[Extracted material — start]

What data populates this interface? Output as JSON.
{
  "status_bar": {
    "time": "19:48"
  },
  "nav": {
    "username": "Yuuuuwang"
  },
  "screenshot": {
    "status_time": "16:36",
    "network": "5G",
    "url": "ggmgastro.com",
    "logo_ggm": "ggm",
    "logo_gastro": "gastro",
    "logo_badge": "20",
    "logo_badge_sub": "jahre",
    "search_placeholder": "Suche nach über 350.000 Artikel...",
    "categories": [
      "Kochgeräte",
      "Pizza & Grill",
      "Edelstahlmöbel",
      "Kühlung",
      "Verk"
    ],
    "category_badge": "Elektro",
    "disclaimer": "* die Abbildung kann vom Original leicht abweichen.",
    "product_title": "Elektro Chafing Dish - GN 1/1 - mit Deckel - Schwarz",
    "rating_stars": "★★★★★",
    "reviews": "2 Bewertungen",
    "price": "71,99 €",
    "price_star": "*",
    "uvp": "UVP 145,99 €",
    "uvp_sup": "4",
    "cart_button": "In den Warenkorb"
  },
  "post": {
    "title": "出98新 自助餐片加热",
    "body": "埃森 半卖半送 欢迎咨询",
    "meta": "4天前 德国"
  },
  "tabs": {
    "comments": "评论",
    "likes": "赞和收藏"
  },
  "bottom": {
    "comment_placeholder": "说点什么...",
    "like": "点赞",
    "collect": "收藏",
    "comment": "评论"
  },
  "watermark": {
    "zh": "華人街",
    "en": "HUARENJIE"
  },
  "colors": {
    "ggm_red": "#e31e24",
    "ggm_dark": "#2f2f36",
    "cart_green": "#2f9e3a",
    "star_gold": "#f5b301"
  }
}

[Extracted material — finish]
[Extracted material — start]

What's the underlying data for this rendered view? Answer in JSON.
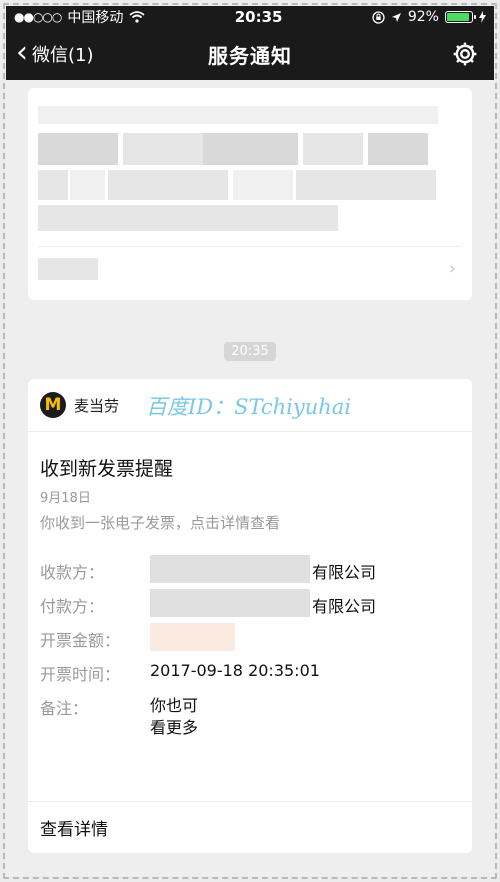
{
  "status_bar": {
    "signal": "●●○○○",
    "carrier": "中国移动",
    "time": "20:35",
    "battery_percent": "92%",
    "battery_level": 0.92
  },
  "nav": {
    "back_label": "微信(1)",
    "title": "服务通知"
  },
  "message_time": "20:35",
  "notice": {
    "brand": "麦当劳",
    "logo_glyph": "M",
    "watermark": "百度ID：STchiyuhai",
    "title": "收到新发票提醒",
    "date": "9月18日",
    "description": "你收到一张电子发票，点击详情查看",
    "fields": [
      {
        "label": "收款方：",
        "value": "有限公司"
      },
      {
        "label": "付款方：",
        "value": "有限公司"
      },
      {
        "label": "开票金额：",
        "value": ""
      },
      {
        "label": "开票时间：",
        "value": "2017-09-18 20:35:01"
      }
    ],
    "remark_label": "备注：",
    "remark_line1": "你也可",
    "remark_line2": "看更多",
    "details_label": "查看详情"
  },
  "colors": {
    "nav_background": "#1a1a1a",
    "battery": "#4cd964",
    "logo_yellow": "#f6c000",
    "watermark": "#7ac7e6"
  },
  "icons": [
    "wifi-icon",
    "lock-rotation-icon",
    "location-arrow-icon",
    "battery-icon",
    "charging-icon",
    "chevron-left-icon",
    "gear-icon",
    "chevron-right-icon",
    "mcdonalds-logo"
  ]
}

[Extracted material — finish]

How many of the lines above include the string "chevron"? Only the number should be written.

2